WORK ORDER: From the listing below, pull out every line where the string "will" appears.

RECORDS:
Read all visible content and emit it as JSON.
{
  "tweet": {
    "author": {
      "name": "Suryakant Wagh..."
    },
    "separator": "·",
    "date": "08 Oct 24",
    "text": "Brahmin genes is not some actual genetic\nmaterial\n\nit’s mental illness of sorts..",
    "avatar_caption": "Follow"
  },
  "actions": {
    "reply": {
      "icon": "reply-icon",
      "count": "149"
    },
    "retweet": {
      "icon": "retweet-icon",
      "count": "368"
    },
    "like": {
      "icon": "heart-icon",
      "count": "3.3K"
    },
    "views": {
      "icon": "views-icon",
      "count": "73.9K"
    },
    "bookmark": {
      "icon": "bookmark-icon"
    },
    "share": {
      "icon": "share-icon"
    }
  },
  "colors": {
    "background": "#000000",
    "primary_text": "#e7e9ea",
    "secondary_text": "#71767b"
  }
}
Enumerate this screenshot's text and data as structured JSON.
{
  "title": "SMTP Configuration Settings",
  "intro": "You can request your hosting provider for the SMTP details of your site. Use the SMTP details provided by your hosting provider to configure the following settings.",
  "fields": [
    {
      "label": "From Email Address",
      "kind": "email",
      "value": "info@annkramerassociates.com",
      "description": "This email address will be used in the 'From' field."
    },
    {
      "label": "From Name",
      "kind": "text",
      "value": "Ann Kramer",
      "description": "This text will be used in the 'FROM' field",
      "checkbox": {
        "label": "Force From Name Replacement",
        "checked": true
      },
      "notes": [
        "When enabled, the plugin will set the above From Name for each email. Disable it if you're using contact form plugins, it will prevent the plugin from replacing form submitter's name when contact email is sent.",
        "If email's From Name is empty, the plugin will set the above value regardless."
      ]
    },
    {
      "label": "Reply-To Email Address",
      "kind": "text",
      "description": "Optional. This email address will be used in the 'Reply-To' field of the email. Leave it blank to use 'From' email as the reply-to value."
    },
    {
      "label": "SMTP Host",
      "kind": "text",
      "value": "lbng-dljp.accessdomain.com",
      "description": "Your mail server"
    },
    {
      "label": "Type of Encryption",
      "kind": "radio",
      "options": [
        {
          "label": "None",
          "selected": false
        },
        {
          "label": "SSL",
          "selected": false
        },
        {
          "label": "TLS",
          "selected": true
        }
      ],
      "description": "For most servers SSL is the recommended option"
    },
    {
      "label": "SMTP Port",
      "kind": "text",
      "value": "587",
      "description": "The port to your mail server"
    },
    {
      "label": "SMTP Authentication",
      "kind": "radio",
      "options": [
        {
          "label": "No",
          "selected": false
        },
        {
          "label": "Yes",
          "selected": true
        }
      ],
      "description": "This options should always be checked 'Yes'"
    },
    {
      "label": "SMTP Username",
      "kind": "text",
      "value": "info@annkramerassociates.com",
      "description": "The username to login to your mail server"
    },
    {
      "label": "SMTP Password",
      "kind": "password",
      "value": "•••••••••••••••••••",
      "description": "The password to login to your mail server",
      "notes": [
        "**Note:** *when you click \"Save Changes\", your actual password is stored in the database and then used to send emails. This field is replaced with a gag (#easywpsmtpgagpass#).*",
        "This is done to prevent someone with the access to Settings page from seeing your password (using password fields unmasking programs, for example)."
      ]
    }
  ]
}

SOLVED PROBLEM:
      "description": "This email address will be used in the 'From' field."
      "description": "This text will be used in the 'FROM' field",
        "When enabled, the plugin will set the above From Name for each email. Disable it if you're using contact form plugins, it will prevent the plugin from replacing form submitter's name when contact email is sent.",
        "If email's From Name is empty, the plugin will set the above value regardless."
      "description": "Optional. This email address will be used in the 'Reply-To' field of the email. Leave it blank to use 'From' email as the reply-to value."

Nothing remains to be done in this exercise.